Wait a Second
So now what you re thinking is, this woman is saying that investing in real estate isn t a good idea? If I can get a greater rate of return elsewhere that s where I m going to put my money! Hold on a second. The missing piece is an important concept called leverage. Have you ever tried to walk into the bank and ask them for a loan of $100,000 to put into your investment account? Well, no, you probably haven t! And if you have, you didn t succeed!
The difference is just this a lender will lend money against an asset like a home, giving you the power of leverage to watch that asset grow, even though you didn t have the means to purchase it. As your home appreciates, you even have the ability to draw some of that equity out, and invest it elsewhere with a greater rate of return. At the end of the day, this will only increase your net worth and help to prepare you for retirement and other goals that you may have.

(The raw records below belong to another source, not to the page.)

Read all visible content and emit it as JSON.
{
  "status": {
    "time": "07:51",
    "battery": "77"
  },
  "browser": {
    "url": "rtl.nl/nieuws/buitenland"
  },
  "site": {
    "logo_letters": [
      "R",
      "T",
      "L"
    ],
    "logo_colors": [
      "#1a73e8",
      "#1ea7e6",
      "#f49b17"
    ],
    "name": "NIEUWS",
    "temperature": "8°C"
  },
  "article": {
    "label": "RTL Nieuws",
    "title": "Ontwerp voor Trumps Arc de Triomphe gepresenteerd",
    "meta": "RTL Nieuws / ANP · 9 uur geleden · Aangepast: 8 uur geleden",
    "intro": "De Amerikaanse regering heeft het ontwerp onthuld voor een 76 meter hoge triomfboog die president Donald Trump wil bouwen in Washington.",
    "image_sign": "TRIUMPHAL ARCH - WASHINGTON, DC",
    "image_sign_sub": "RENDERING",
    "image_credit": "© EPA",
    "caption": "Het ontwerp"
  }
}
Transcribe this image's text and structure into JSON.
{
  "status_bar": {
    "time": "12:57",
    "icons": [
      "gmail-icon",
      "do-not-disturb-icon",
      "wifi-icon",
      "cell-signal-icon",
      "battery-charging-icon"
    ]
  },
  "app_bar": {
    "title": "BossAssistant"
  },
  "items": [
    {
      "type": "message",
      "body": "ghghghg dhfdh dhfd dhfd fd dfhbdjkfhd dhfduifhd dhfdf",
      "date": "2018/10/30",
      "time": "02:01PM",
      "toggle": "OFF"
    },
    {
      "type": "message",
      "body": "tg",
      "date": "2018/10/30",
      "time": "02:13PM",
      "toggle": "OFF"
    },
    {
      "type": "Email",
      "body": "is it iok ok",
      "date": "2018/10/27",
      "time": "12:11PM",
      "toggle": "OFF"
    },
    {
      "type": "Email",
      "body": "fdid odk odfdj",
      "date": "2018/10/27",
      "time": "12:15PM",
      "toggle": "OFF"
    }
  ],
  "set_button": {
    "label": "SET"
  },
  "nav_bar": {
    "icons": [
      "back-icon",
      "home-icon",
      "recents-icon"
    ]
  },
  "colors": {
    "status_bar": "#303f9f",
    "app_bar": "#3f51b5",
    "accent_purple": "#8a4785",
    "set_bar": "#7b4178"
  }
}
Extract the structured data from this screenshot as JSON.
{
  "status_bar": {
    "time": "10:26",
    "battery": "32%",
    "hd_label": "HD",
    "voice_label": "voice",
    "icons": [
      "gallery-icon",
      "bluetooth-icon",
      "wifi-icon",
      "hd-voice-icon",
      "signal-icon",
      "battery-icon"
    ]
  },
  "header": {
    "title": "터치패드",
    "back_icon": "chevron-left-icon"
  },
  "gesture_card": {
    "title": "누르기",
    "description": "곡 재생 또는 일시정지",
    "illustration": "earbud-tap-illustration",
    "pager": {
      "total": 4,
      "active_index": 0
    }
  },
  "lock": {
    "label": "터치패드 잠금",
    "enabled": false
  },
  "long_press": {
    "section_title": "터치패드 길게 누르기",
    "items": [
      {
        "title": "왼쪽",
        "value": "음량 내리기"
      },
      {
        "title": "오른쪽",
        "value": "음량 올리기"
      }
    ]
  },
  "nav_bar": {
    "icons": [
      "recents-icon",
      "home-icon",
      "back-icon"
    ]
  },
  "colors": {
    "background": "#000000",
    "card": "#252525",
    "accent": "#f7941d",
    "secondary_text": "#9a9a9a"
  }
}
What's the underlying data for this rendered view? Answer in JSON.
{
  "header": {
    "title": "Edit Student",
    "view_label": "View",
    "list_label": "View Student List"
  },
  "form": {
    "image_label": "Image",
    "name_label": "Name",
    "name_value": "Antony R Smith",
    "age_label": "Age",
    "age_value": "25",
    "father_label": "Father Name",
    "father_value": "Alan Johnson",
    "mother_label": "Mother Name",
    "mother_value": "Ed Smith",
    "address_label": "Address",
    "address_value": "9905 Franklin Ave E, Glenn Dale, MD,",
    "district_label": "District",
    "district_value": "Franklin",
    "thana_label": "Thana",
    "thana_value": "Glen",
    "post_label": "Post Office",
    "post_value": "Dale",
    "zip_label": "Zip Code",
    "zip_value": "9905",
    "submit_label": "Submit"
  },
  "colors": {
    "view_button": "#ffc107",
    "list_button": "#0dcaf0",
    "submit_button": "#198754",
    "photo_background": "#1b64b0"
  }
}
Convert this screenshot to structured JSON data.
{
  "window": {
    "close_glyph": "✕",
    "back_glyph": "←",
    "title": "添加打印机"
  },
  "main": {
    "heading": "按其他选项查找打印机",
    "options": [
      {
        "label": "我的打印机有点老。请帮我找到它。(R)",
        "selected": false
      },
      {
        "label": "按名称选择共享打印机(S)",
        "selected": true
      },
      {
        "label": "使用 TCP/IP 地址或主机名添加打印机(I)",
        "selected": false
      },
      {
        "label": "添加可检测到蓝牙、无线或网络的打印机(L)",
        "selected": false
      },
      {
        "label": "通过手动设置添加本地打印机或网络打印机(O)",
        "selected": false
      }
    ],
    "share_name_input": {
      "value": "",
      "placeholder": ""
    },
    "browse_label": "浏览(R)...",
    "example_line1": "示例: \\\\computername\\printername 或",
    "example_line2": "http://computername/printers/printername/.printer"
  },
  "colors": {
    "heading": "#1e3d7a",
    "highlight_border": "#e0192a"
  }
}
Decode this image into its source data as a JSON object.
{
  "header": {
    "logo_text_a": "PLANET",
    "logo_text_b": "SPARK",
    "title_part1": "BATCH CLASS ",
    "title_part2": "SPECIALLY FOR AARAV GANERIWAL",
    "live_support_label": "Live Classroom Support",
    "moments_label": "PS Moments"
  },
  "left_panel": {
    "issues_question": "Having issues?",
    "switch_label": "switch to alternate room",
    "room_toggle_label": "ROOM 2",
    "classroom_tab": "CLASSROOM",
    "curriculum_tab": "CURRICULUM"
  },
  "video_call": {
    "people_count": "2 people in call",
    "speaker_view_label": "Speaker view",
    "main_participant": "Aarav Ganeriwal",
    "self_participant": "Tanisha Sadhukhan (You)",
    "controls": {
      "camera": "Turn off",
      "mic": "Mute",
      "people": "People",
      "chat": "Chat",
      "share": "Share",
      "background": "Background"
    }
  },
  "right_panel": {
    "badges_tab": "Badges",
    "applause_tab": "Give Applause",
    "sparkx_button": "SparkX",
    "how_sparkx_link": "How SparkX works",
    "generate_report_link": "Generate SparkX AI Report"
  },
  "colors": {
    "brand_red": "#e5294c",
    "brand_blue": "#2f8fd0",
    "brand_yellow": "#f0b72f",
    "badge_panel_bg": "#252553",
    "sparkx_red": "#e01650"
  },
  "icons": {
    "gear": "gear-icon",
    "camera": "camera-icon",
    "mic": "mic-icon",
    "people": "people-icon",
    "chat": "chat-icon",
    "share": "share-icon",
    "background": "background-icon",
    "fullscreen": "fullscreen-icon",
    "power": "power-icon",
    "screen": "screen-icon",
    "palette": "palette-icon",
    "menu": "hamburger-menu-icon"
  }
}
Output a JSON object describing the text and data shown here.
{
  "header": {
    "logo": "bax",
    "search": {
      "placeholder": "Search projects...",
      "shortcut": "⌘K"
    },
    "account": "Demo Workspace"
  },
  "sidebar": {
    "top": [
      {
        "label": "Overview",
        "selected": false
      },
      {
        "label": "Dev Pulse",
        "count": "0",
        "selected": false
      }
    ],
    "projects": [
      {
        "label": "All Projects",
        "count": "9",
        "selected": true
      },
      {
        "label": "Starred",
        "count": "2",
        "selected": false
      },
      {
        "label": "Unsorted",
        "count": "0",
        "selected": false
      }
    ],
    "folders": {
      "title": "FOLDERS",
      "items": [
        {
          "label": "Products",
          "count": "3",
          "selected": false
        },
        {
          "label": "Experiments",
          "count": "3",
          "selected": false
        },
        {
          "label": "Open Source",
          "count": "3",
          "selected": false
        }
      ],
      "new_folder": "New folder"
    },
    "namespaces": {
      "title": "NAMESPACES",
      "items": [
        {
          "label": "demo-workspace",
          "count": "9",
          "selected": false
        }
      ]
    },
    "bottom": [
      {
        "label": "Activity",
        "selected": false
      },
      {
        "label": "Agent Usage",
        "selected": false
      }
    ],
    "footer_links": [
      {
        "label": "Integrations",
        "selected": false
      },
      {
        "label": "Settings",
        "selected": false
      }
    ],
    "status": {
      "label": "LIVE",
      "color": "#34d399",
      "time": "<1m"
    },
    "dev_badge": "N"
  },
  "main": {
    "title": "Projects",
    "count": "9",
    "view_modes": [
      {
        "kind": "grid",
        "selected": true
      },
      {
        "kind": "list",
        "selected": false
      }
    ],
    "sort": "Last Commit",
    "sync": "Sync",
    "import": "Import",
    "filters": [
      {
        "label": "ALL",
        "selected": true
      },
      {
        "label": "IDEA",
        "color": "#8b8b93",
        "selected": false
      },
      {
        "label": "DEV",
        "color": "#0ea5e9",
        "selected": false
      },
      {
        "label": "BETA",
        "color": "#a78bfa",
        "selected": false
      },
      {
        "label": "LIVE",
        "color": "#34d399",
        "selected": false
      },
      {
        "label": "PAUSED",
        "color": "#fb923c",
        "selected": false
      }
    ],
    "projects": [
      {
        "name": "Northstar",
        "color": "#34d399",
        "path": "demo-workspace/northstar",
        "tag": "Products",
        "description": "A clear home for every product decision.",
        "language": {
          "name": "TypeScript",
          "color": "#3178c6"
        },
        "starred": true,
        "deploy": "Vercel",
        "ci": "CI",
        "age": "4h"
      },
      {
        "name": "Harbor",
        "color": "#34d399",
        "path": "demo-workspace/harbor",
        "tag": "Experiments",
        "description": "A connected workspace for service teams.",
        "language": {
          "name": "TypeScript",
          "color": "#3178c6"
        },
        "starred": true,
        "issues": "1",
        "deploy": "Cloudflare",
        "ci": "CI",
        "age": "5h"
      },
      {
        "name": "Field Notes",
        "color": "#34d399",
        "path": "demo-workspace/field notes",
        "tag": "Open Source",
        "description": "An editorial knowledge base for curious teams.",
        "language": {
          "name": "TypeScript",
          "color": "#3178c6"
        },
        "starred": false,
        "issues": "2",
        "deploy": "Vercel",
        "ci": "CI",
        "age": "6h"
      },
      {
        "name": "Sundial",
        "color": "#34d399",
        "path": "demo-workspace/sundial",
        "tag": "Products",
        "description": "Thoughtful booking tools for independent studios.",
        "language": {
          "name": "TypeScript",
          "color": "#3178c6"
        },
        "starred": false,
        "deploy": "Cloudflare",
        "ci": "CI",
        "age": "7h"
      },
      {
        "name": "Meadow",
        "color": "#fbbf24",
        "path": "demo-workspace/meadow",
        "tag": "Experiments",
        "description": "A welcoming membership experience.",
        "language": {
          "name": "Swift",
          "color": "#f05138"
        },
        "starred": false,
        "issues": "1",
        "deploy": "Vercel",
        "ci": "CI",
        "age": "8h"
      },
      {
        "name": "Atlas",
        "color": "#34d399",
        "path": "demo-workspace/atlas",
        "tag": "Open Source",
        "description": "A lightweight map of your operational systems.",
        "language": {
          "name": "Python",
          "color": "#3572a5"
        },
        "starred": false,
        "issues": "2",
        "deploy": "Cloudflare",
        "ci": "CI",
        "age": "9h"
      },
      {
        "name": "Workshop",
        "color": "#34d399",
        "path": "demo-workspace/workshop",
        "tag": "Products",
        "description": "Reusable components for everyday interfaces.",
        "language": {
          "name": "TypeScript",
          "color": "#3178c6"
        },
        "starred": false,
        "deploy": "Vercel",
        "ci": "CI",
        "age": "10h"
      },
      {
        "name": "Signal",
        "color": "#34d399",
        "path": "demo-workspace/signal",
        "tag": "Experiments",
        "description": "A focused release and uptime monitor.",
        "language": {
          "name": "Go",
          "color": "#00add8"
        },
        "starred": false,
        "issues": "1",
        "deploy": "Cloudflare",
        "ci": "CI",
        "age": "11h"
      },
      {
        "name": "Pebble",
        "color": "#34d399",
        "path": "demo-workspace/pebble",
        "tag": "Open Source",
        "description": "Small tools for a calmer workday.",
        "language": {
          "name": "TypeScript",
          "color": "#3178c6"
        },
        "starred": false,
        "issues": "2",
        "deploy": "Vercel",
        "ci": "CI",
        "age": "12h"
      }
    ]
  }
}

This is just a very basic introduction to these concepts if any of this rings true for you, or tugs at your curiosity, I would love to talk with you about what your options may be.
**Keep in mind that I am not accounting for any additional investments being made. I am also not accounting for inflation. The goal of this post is just to introduce you to the concept there are many other details involved, and you should always consult your financial advisor and tax advisor/CPA
***Your EPR is determined by multiplying the interest rate you are paying by your federal+state tax bracket, and subtracting the difference. Example 7% interest rate, 34% tax bracket (25% federal, 9% state). 7 x 34% = 2.38. 7 2.38 = 4.62. EPR = 4.62%
These ideas are not just mine they have been developed and practiced by a trusted colleague of mine. Trevor Hammond is the CEO and Founder of Makena Financial Strategies, a mortgage planning and financial education company here in Portland. Trevor co-wrote a book called Borrow Smart, Retire Rich , and it is full of wealth creation strategies using real estate as a tool. I highly recommend Trevor and his team as financial partners on the homeownership journey. www.makenafinancial.com